== Segment start ==

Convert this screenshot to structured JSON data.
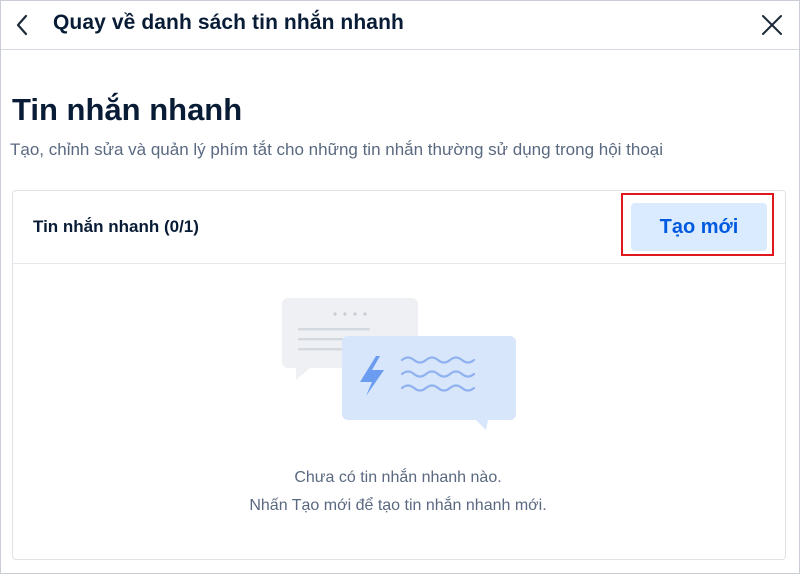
{
  "header": {
    "back_icon": "chevron-left-icon",
    "title": "Quay về danh sách tin nhắn nhanh",
    "close_icon": "close-icon"
  },
  "page": {
    "title": "Tin nhắn nhanh",
    "description": "Tạo, chỉnh sửa và quản lý phím tắt cho những tin nhắn thường sử dụng trong hội thoại"
  },
  "card": {
    "header_label": "Tin nhắn nhanh (0/1)",
    "create_button_label": "Tạo mới",
    "empty_illustration": "quick-message-bubbles-illustration",
    "empty_line1": "Chưa có tin nhắn nhanh nào.",
    "empty_line2": "Nhấn Tạo mới để tạo tin nhắn nhanh mới."
  },
  "colors": {
    "primary_text": "#081c36",
    "secondary_text": "#5a6981",
    "button_bg": "#dbebff",
    "button_text": "#005ae0",
    "highlight_border": "#e0181d"
  }
}
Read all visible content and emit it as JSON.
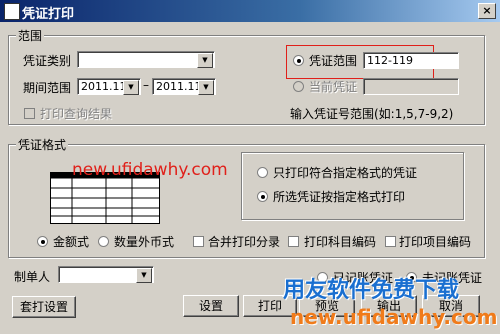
{
  "window": {
    "title": "凭证打印",
    "close": "×"
  },
  "range": {
    "legend": "范围",
    "voucher_type_label": "凭证类别",
    "voucher_type_value": "",
    "period_label": "期间范围",
    "period_from": "2011.11",
    "period_to": "2011.11",
    "print_query_results": "打印查询结果",
    "voucher_range_label": "凭证范围",
    "voucher_range_value": "112-119",
    "current_voucher_label": "当前凭证",
    "hint": "输入凭证号范围(如:1,5,7-9,2)"
  },
  "format": {
    "legend": "凭证格式",
    "watermark": "new.ufidawhy.com",
    "only_matching": "只打印符合指定格式的凭证",
    "all_by_format": "所选凭证按指定格式打印"
  },
  "options": {
    "amount_style": "金额式",
    "foreign_style": "数量外币式",
    "merge_entries": "合并打印分录",
    "print_subject_code": "打印科目编码",
    "print_item_code": "打印项目编码"
  },
  "preparer": {
    "label": "制单人",
    "value": ""
  },
  "status": {
    "posted": "已记账凭证",
    "unposted": "未记账凭证"
  },
  "buttons": {
    "template": "套打设置",
    "settings": "设置",
    "print": "打印",
    "preview": "预览",
    "export": "输出",
    "cancel": "取消"
  },
  "watermark": {
    "brand": "用友软件免费下载",
    "url": "new.ufidawhy.com"
  }
}
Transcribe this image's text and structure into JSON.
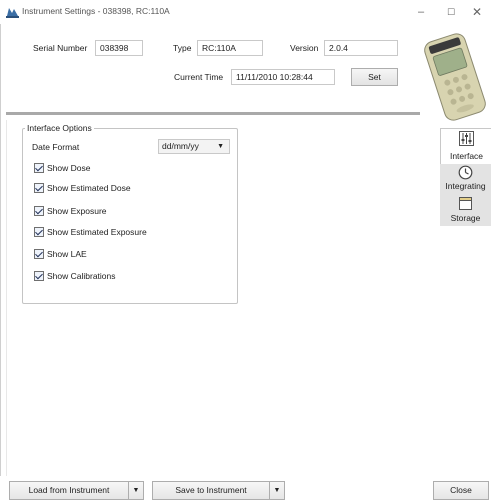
{
  "window": {
    "title": "Instrument Settings - 038398, RC:110A",
    "controls": {
      "minimize": "–",
      "maximize": "☐",
      "close": "✕"
    }
  },
  "header": {
    "serial_label": "Serial Number",
    "serial_value": "038398",
    "type_label": "Type",
    "type_value": "RC:110A",
    "version_label": "Version",
    "version_value": "2.0.4",
    "current_time_label": "Current Time",
    "current_time_value": "11/11/2010 10:28:44",
    "set_label": "Set"
  },
  "interface_options": {
    "group_title": "Interface Options",
    "date_format_label": "Date Format",
    "date_format_value": "dd/mm/yy",
    "checkboxes": [
      {
        "label": "Show Dose",
        "checked": true
      },
      {
        "label": "Show Estimated Dose",
        "checked": true
      },
      {
        "label": "Show Exposure",
        "checked": true
      },
      {
        "label": "Show Estimated Exposure",
        "checked": true
      },
      {
        "label": "Show LAE",
        "checked": true
      },
      {
        "label": "Show Calibrations",
        "checked": true
      }
    ]
  },
  "tabs": [
    {
      "label": "Interface",
      "icon": "interface-sliders-icon",
      "active": true
    },
    {
      "label": "Integrating",
      "icon": "clock-icon",
      "active": false
    },
    {
      "label": "Storage",
      "icon": "storage-card-icon",
      "active": false
    }
  ],
  "footer": {
    "load_label": "Load from Instrument",
    "save_label": "Save to Instrument",
    "close_label": "Close"
  },
  "colors": {
    "active_tab": "#ffffff",
    "inactive_tab": "#e3e3e3",
    "device_body": "#d8d4b0"
  }
}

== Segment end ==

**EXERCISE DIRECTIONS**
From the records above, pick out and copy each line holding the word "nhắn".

**ANSWER FOR THIS EXERCISE**
    "title": "Quay về danh sách tin nhắn nhanh",
    "title": "Tin nhắn nhanh",
    "description": "Tạo, chỉnh sửa và quản lý phím tắt cho những tin nhắn thường sử dụng trong hội thoại"
    "header_label": "Tin nhắn nhanh (0/1)",
    "empty_line1": "Chưa có tin nhắn nhanh nào.",
    "empty_line2": "Nhấn Tạo mới để tạo tin nhắn nhanh mới."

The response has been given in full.